These measures are: increased energy efficiency in industry, building and transport sectors; reduced use of the lest-efficient coal-fired power plans, with a ban on their construction; increased investment in renewable energy technologies in the power sector from $270 billion in 2014 to $400 billion in 2030; a gradual phasing out of fossil fuel subsidies to end users by 2030; and reduced methane emissions in oil and gas production, the report said.

"The world is at a critical juncture in its efforts to combat climate change, with momentum building towards the 21st UN Conference of the Parties (COP21) in Paris in December 2015," the agency said in its statement.

There are signs that growth in the global economy is starting to "decouple" from energy-related emissions, the IEA said. The global economy grew by around 3% in 2014 but energy-related carbon dioxide (CO2) emissions stayed flat: "the first time in at least 40 years that such an outcome has occurred outside economic crisis," the IEA said.

Governments have been asked to submit Intended Nationally Determined Contributions (INDCs) before COP21, and countries accounting for around two-thirds of global energy-related emissions have either done so or signalled their planned content, the IEA said.

Post-COP21, a five-year revision plan is needed to ensure targets are on track and potentially make more ambitious plans.

"Both the situation ands the solutions are evolving rapidly," the IEA said. "The world’s shrinking carbon budget means that any delay in taking action can be costly, while the pace of energy sector innovation means that a five-year review would allow national targets to keep up with events and help build investor confidence," it said.

 The agency also recommended a long-term greenhouse gas emissions target, to help meet the goal of keeping the increase in long-term average global temperatures to below 2 degrees Celsius, the IEA said

Finally, there is a need for a tracking process in the energy sector to identify any countries that are "struggling with implementation", the IEA said.

"Any climate agreement reached at COP21 must have the energy sector at its core or risk being judged a failure," said IEA chief economist Fatih Birol. "Climate pledges submitted for COP21 are an important first step to meeting our climate goal, and our report shows that they will have a material impact on future energy trends."
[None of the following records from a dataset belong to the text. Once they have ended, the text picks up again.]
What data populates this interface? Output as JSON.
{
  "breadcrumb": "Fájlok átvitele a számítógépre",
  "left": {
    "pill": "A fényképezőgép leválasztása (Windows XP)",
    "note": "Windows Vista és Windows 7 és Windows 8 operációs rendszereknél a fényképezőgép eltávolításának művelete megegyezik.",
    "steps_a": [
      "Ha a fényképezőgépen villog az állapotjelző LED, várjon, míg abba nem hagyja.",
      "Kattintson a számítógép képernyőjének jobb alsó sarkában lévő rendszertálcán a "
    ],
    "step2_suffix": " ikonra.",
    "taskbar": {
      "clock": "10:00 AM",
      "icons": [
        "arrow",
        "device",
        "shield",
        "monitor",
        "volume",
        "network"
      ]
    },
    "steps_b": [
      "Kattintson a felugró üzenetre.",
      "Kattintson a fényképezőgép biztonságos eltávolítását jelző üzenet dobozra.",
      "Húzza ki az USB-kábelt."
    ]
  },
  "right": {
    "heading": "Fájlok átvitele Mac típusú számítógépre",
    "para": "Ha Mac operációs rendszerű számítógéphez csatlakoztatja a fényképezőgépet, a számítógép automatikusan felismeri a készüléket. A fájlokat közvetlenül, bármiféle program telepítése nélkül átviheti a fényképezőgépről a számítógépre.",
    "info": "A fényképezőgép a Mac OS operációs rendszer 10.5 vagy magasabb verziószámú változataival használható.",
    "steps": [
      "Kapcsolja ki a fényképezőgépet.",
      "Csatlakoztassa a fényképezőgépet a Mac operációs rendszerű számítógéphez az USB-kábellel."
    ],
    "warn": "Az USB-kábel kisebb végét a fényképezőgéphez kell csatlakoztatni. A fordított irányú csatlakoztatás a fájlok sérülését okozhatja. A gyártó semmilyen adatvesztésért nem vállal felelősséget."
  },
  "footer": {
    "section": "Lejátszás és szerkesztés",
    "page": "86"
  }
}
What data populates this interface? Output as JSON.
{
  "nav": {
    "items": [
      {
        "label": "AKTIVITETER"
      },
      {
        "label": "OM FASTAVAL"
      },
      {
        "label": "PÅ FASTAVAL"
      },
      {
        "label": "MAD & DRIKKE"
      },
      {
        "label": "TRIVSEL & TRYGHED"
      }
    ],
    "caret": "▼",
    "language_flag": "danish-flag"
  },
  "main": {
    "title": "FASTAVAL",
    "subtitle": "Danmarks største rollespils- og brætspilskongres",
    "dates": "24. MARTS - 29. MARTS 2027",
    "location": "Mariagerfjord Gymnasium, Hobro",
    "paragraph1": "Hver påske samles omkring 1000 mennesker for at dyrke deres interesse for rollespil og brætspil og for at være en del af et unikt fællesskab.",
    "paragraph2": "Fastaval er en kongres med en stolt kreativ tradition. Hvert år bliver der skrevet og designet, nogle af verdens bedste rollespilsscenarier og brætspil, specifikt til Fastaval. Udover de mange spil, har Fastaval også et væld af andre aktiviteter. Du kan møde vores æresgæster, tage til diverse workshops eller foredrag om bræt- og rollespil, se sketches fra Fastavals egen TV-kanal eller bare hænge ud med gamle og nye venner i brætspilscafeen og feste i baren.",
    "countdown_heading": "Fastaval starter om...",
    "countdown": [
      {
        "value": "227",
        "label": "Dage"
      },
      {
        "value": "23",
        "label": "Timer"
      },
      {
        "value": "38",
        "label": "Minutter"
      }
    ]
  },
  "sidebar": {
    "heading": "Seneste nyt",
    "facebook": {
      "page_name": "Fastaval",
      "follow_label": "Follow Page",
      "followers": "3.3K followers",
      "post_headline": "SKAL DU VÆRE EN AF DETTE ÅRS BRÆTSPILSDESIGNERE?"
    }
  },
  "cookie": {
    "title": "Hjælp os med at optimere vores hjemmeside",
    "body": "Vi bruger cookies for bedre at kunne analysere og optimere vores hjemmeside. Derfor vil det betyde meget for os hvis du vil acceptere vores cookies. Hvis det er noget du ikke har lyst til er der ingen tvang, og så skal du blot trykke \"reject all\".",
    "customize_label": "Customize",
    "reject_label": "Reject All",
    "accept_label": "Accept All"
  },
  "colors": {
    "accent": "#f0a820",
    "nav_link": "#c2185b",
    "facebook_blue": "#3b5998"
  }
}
IEA executive director Maria van der Hoeven said: "As IEA analysis has repeatedly shown that the cost and difficulty of mitigating greenhouse-gas emissions increases every year, time is of the essence. It is clear that the energy sector must play a critical role if efforts to reduce emissions are to succeed. While we see growing consensus among countries that it is time to act, we must ensure that the steps taken are adequate and that the commitments made are kept."

In May, Gérard Mestrallet, chief executive of power company Engie told the Financial Times that European energy companies are increasingly investing in renewables rather than coal and gas.

Coal and gas power generation is uneconomic for European suppliers, Mestrallet said.

"The choice we have made is very clear. We have stopped investing — and so did the others by the way — in thermal power generation in Europe and we are investing in renewables," he told the newspaper.